Study material: Begin
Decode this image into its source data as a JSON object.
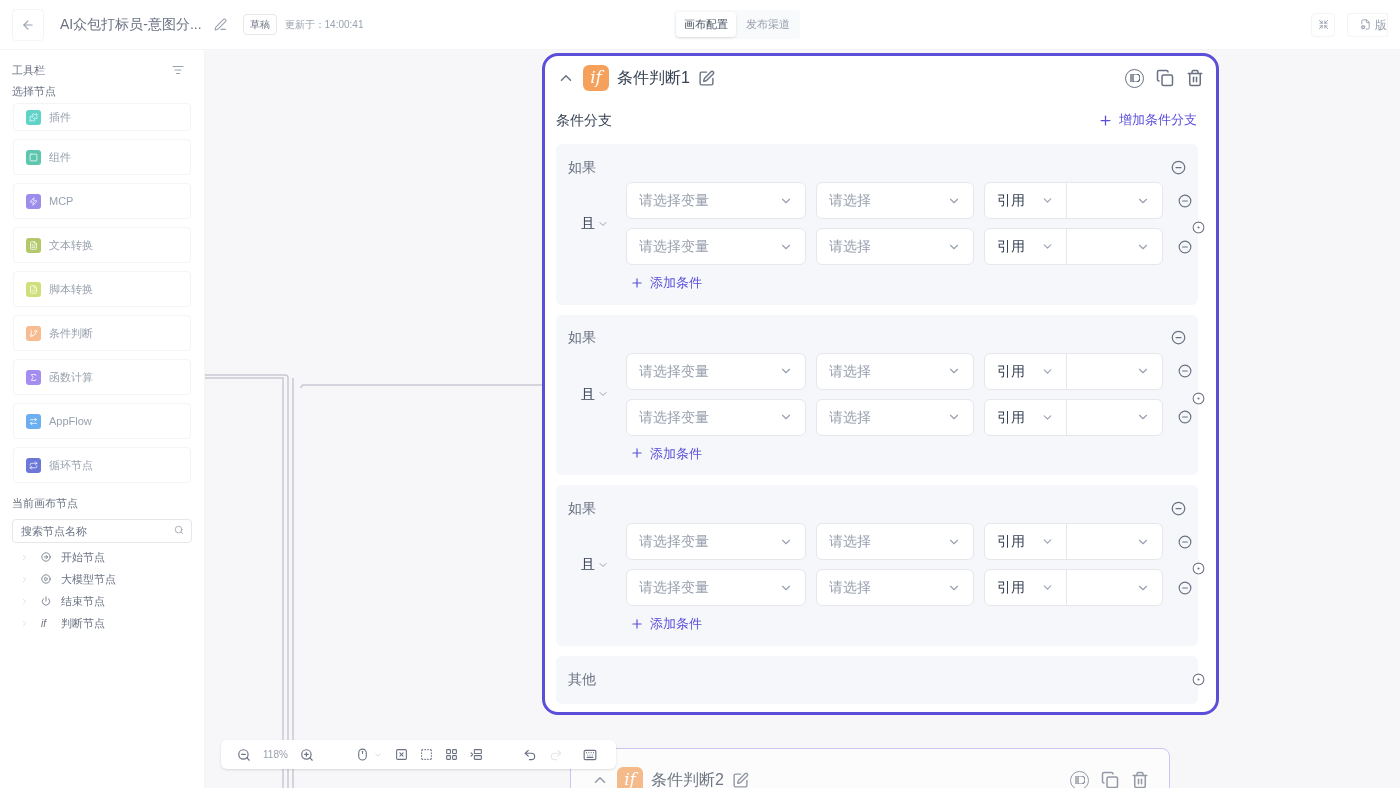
{
  "header": {
    "title": "AI众包打标员-意图分...",
    "status_badge": "草稿",
    "updated": "更新于：14:00:41",
    "tabs": [
      {
        "label": "画布配置",
        "selected": true
      },
      {
        "label": "发布渠道",
        "selected": false
      }
    ],
    "right_button": "版"
  },
  "sidebar": {
    "title": "工具栏",
    "section_nodes": "选择节点",
    "node_types": [
      {
        "label": "插件",
        "color": "#5fd3c8",
        "kind": "plugin"
      },
      {
        "label": "组件",
        "color": "#5cc6ae",
        "kind": "component"
      },
      {
        "label": "MCP",
        "color": "#9d8ceb",
        "kind": "bolt"
      },
      {
        "label": "文本转换",
        "color": "#b3c86a",
        "kind": "text"
      },
      {
        "label": "脚本转换",
        "color": "#cfe07a",
        "kind": "script"
      },
      {
        "label": "条件判断",
        "color": "#f7bb8f",
        "kind": "condition"
      },
      {
        "label": "函数计算",
        "color": "#a48cf0",
        "kind": "function"
      },
      {
        "label": "AppFlow",
        "color": "#6caff0",
        "kind": "flow"
      },
      {
        "label": "循环节点",
        "color": "#6b78d8",
        "kind": "loop"
      }
    ],
    "section_canvas": "当前画布节点",
    "search": {
      "placeholder": "搜索节点名称"
    },
    "tree": [
      {
        "label": "开始节点",
        "kind": "start",
        "expanded": false
      },
      {
        "label": "大模型节点",
        "kind": "model",
        "expanded": false
      },
      {
        "label": "结束节点",
        "kind": "end",
        "expanded": false
      },
      {
        "label": "判断节点",
        "kind": "condition",
        "icon_text": "if",
        "expanded": false
      }
    ]
  },
  "toolbar": {
    "zoom": "118%",
    "redo_disabled": true
  },
  "nodes": [
    {
      "icon_text": "if",
      "title": "条件判断1",
      "selected": true,
      "section": "条件分支",
      "add_branch": "增加条件分支",
      "branches": [
        {
          "label": "如果",
          "logic": "且",
          "add_condition": "添加条件",
          "conditions": [
            {
              "variable": {
                "placeholder": "请选择变量"
              },
              "operator": {
                "placeholder": "请选择"
              },
              "type": "引用"
            },
            {
              "variable": {
                "placeholder": "请选择变量"
              },
              "operator": {
                "placeholder": "请选择"
              },
              "type": "引用"
            }
          ]
        },
        {
          "label": "如果",
          "logic": "且",
          "add_condition": "添加条件",
          "conditions": [
            {
              "variable": {
                "placeholder": "请选择变量"
              },
              "operator": {
                "placeholder": "请选择"
              },
              "type": "引用"
            },
            {
              "variable": {
                "placeholder": "请选择变量"
              },
              "operator": {
                "placeholder": "请选择"
              },
              "type": "引用"
            }
          ]
        },
        {
          "label": "如果",
          "logic": "且",
          "add_condition": "添加条件",
          "conditions": [
            {
              "variable": {
                "placeholder": "请选择变量"
              },
              "operator": {
                "placeholder": "请选择"
              },
              "type": "引用"
            },
            {
              "variable": {
                "placeholder": "请选择变量"
              },
              "operator": {
                "placeholder": "请选择"
              },
              "type": "引用"
            }
          ]
        }
      ],
      "else": "其他"
    },
    {
      "icon_text": "if",
      "title": "条件判断2",
      "selected": false
    }
  ]
}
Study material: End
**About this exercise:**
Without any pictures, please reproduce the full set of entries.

**Answer area:**
Decode this image into its source data as a JSON object.
{
  "header": {
    "title": "AI众包打标员-意图分...",
    "status_badge": "草稿",
    "updated": "更新于：14:00:41",
    "tabs": [
      {
        "label": "画布配置",
        "selected": true
      },
      {
        "label": "发布渠道",
        "selected": false
      }
    ],
    "right_button": "版"
  },
  "sidebar": {
    "title": "工具栏",
    "section_nodes": "选择节点",
    "node_types": [
      {
        "label": "插件",
        "color": "#5fd3c8",
        "kind": "plugin"
      },
      {
        "label": "组件",
        "color": "#5cc6ae",
        "kind": "component"
      },
      {
        "label": "MCP",
        "color": "#9d8ceb",
        "kind": "bolt"
      },
      {
        "label": "文本转换",
        "color": "#b3c86a",
        "kind": "text"
      },
      {
        "label": "脚本转换",
        "color": "#cfe07a",
        "kind": "script"
      },
      {
        "label": "条件判断",
        "color": "#f7bb8f",
        "kind": "condition"
      },
      {
        "label": "函数计算",
        "color": "#a48cf0",
        "kind": "function"
      },
      {
        "label": "AppFlow",
        "color": "#6caff0",
        "kind": "flow"
      },
      {
        "label": "循环节点",
        "color": "#6b78d8",
        "kind": "loop"
      }
    ],
    "section_canvas": "当前画布节点",
    "search": {
      "placeholder": "搜索节点名称"
    },
    "tree": [
      {
        "label": "开始节点",
        "kind": "start",
        "expanded": false
      },
      {
        "label": "大模型节点",
        "kind": "model",
        "expanded": false
      },
      {
        "label": "结束节点",
        "kind": "end",
        "expanded": false
      },
      {
        "label": "判断节点",
        "kind": "condition",
        "icon_text": "if",
        "expanded": false
      }
    ]
  },
  "toolbar": {
    "zoom": "118%",
    "redo_disabled": true
  },
  "nodes": [
    {
      "icon_text": "if",
      "title": "条件判断1",
      "selected": true,
      "section": "条件分支",
      "add_branch": "增加条件分支",
      "branches": [
        {
          "label": "如果",
          "logic": "且",
          "add_condition": "添加条件",
          "conditions": [
            {
              "variable": {
                "placeholder": "请选择变量"
              },
              "operator": {
                "placeholder": "请选择"
              },
              "type": "引用"
            },
            {
              "variable": {
                "placeholder": "请选择变量"
              },
              "operator": {
                "placeholder": "请选择"
              },
              "type": "引用"
            }
          ]
        },
        {
          "label": "如果",
          "logic": "且",
          "add_condition": "添加条件",
          "conditions": [
            {
              "variable": {
                "placeholder": "请选择变量"
              },
              "operator": {
                "placeholder": "请选择"
              },
              "type": "引用"
            },
            {
              "variable": {
                "placeholder": "请选择变量"
              },
              "operator": {
                "placeholder": "请选择"
              },
              "type": "引用"
            }
          ]
        },
        {
          "label": "如果",
          "logic": "且",
          "add_condition": "添加条件",
          "conditions": [
            {
              "variable": {
                "placeholder": "请选择变量"
              },
              "operator": {
                "placeholder": "请选择"
              },
              "type": "引用"
            },
            {
              "variable": {
                "placeholder": "请选择变量"
              },
              "operator": {
                "placeholder": "请选择"
              },
              "type": "引用"
            }
          ]
        }
      ],
      "else": "其他"
    },
    {
      "icon_text": "if",
      "title": "条件判断2",
      "selected": false
    }
  ]
}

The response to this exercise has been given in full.